- Start closest to the ball, then paint away from it, gives your hand space to rest on the canvas.
- If you’re sloppy and you don’t do a round ball now, you’ll mess up your ball shape forever.
- Try to avoid paint beading up and creating ugly ridges. Paintings are prettier when everything is flat, for now.
- In this program we will cover everything “knowledge” — everything that isn’t style or experience, everything KEvin thinks is important.
- Gradients create the impression of volume (form) and distance.
- By putting a background gradient, it makes things look farther away.
- For the background buffer, since there are only 2 shades in between, pick one and blend using the original two shades on either side.
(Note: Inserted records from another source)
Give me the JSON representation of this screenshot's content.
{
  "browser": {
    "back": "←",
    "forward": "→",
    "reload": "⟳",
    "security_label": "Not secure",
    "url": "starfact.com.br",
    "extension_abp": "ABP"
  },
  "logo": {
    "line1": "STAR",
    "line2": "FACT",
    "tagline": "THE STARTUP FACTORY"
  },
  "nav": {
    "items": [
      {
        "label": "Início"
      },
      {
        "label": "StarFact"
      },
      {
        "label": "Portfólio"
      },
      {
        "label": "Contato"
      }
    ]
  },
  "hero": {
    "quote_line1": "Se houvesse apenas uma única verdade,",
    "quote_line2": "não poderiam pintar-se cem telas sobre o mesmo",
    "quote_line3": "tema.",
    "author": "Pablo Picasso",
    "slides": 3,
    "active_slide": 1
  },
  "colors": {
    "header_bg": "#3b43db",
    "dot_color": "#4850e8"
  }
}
You can use both in-between shades if you want, though.
- Buffer should be the thickness of the brush.
- Do NOT flip your brush!!
- When doing the bottom of that buffer, be CAREFUL not to let the light creep up too high and contrast with the dark color on top.
- Now go back and fix the ball as needed.
- Kevin always works shadow first: good policy to have one way of doing things.
- Going forward, you will use gradients for form, and every background will have a gradient /graded horizon line
- Eventually we will use this effect to create depth in a real shallow space.
Understanding Cast and Form Shadows
- When light is above a can, the top and front will be light, the back will be shadow
- If light hits a can directly, it’s 100% light. As you go up/down the curve, it goes to 70% light, 60%, 50%, then it will glance off and go away.
- From the 50% point on, there is a cast shadow behind the sphere.
- The shadow is darkest point directly opposite of the 100% light side of the sphere. Next to that maybe 70%, then 60%, and so on.
- This is basically a gradient, being wrapped around the circle.
- FORM SHADOWS:
- criteria 1) the shadow must be on a rounded object (something with curves, not necessarily a round object)
- criteria 2) it must be on the bottom or right of the object.
- On a sphere, the shadow would be on the bottom and right.
- Tell you about form, tells you how big and round objects are
- CAST SHADOWS:
- An object blocking the light directly. Like you and your shadow on the ground.
- They produce sharp edges